In the recent edition of the Safety Review, CPSC's monthly online newsletter, one article highlights all the crib recalls over the past few years -- over five million cribs, play yards and bassinets. CPSC has posted a Crib Information Center on their site, not only listing all the recent sleep environment recalls, but posting additional crib safety information for parents.
One important safety reminder was left out-- if you have problems with your crib -- hardware loose or broken, slats that break or come loose, mattress supports that fail, or dropsides that don't work correctly -- stop using it and report it immediately to the CPSC and the manufacturer. That action might save a baby's life. You can learn more from KID's Safe Sleep flyer.
Tuesday, April 14, 2009
CPSC announced a settlement today with Mega Brands for withholding information on the hazards associated with Magnetix building toys. The toys were first recalled in 2006 after the death of 22 month old Kenny Sweet in Washington State. Unbeknown to his family, Kenny had swallowed the tiny magnets that had fallen out of the defective toy and hidden in the carpet. As it turns out, by the time the CPSC was notified of Kenny's death, the company (Rose Art) had more than 1000 complaints of magnets falling out and at least one report of serious injury before Kenny's death. By the time of the recall, the firm had over 1,500 reports of product failure and by April 07, when the recall was expanded, almost 30 serious injuries, most involving surgery. Mega Brands announced the aquisition of Rose Art in June 2005, but in settling with CPSC, denies any prior knowledge of problems with Magnetix prior to Kenny's death. A recent Mega Brands company report showed 2008 sales of just under $450 million, down 15% from 2007. Consumers are urged to check their toys to make sure they don't have any of the recalled Magnetix toys or any other products recalled since 2006 because of magnet ingestion hazards. CPSC also has a guide for identifying the recalled Magnetix products.
Tuesday, April 7, 2009
Back in January, when the recall of Simplicity-made, but Fisher Price branded, play yards was announced, KID warned readers that the same product was still on the market under the Simplicity brand. Now finally today, the retailers have again come forward to recall this faulty product for the defunct Simplicity for Children, Inc or SFCA, the successor company.

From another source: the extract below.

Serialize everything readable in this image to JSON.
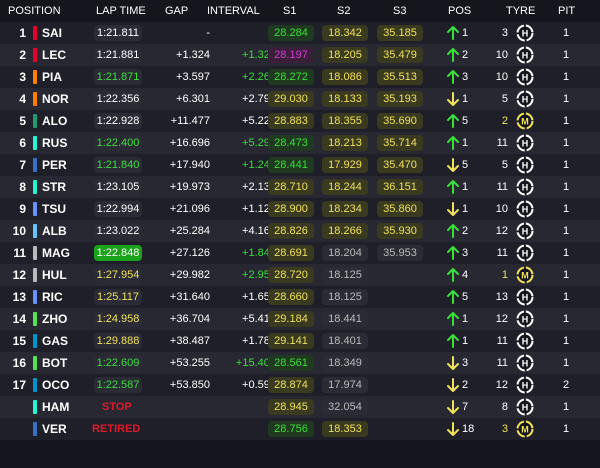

The side rails on these play yards can fail, leading to entrapment and fall hazards. The Travel Tender play yard was sold by various retailers through January of this year. It can be returned to the place of purchase for a refund or replacement. Retailers participating in the recall include Babies"R"Us, Burlington Coat Factory, Target and Kohl's. Kudos to Kohl's for being the first of the lot to have the recall posted on their website -- the rest should show up shortly.
Monday, April 6, 2009
The numbers haven't changed much since last year's report -- about 62,500 children under age five were rushed to emergency rooms in 2007 for injuries related to nursery furniture -- cribs, strollers, high chairs, etc. The items most frequently involved were infant carriers and car seat carriers (used outside of cars); cribs/mattresses; high chairs; and strollers. The largest injury category was falls, with the head the most frequently injured body part -- 44% of the reported injuries involved the head.
Injuries are even or slightly down for many categories but up slightly for playpens and baby gates.
The most recent numbers CPSC is releasing on deaths are from 2005 -- before the flurry of sleeping environment recalls that involved deaths. CPSC estimates an average of 79 deaths each year involving juvenile products. About 30 of those deaths involve cribs, with another 8 in bassinets and 11 involving playpens that are often used as sleep environments for babies. These statistics are a reminder that before using any sleep environment for your baby, check to make sure it is properly assembled, with no missing or broken hardware; that it has not been recalled; and then, remember, bare is best. Remove all soft bedding from a crib or bassinet and use only the mattress supplied or recommended by the manufacturer. Report problems with a nursery product to the manufacturer and CPSC.